Blogs: Energy

Energy markets, whether fossil-based or renewable, and their interaction with the wider economy are complex. We help to shed light on these complexities to inform sustainable energy policy.

What if China said ‘no’ to new coal?

chinese coal climate change

Head of Modelling, Hector Pollitt, sends us a report from the United Nations climate change talks (COP24) in Katowice, Poland.
The mood going into COP24 has not been overly positive. Yes, there are record numbers of renewables installations, but global emissions are still increa…

Estimating the global value of stranded fossil fuel assets

the global value of stranded fossil fuel assetsassets

The momentum behind technological change in the global power and transportation sectors is overwhelming.
Our analysis, published in Nature Climate Change, suggests that between $1tn and $4tn could be wiped off the value of global fossil fuel assets by 2035.

This dramatic dec…

The end of energy as we know it

fossil fuels stranded assets

Jean-Francois is lead author of  Macroeconomic impact of stranded fossil fuel assets, published in Nature Climate Change last week.
The report highlights the significant macroeconomic and geopolitical consequences of continued investment in fossil fuels.  He is our guest blogg…

Trump tariffs will not bring back coal
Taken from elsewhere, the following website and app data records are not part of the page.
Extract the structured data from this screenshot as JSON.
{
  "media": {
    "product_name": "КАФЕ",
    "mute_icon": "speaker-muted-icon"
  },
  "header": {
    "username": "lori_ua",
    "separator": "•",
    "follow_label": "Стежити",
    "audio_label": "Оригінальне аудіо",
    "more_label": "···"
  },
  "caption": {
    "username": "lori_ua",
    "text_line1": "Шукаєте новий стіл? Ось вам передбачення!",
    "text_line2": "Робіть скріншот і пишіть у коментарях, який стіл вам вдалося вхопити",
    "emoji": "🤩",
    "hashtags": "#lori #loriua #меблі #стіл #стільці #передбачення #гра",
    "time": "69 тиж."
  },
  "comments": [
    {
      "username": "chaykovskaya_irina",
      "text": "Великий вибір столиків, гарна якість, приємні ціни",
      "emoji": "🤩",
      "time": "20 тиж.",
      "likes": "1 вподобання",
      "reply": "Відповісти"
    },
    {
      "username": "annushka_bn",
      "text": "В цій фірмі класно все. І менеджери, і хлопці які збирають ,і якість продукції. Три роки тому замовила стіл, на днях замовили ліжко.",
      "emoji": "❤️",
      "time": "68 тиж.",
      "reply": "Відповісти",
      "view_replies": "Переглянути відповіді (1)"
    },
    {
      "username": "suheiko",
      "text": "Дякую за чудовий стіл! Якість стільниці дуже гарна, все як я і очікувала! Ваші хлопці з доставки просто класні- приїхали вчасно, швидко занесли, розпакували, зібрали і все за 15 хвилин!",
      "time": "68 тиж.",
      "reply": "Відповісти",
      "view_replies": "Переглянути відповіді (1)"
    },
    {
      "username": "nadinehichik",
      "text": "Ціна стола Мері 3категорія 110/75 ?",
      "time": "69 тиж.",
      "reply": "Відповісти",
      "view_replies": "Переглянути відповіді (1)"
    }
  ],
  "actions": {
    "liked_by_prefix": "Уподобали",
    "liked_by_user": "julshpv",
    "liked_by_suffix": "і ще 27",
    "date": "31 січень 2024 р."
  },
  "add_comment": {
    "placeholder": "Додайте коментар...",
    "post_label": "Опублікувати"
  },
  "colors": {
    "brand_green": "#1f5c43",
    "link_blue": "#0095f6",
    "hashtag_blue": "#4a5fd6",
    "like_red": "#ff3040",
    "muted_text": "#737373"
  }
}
When President Trump announced a tariff on imports of solar panels we immediately ran some figures through our macroeconomic model to assess the impact that the policy might have on the US energy system.
Our analysis shows that Trump’s tariff on solar panel imports, which cam…
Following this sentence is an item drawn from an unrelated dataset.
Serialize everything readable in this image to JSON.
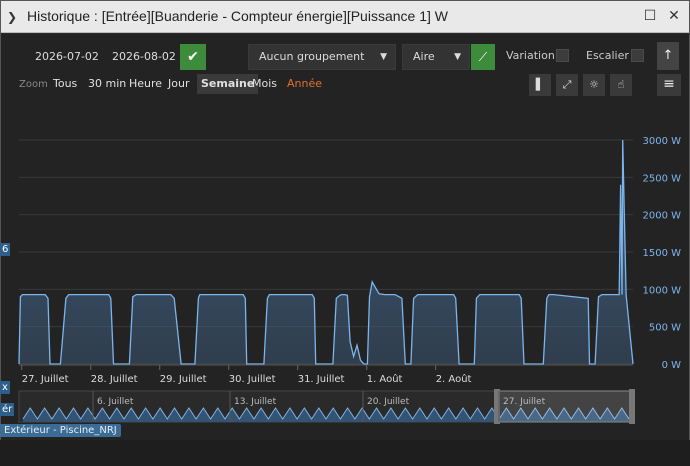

Reflections on COP23

It’s been a week since the Conference of the Parties (COP) in Bonn, so it must be time to start thinking about Christmas (or in my case this year, my wedding!). But before moving on completely it is worth spending some time reflecting on the events of the last few weeks.
COP23 w…

The gap to 2°C: it’s narrower than most people think

Cambridge Econometrics’ projections suggest that the carbon emissions gap to 2°C might be 10 GtCO2e in 2030, notably less than projections by other research institutes, including those in the UNEP report published this week.  There is reason to be optimistic.
But why is our…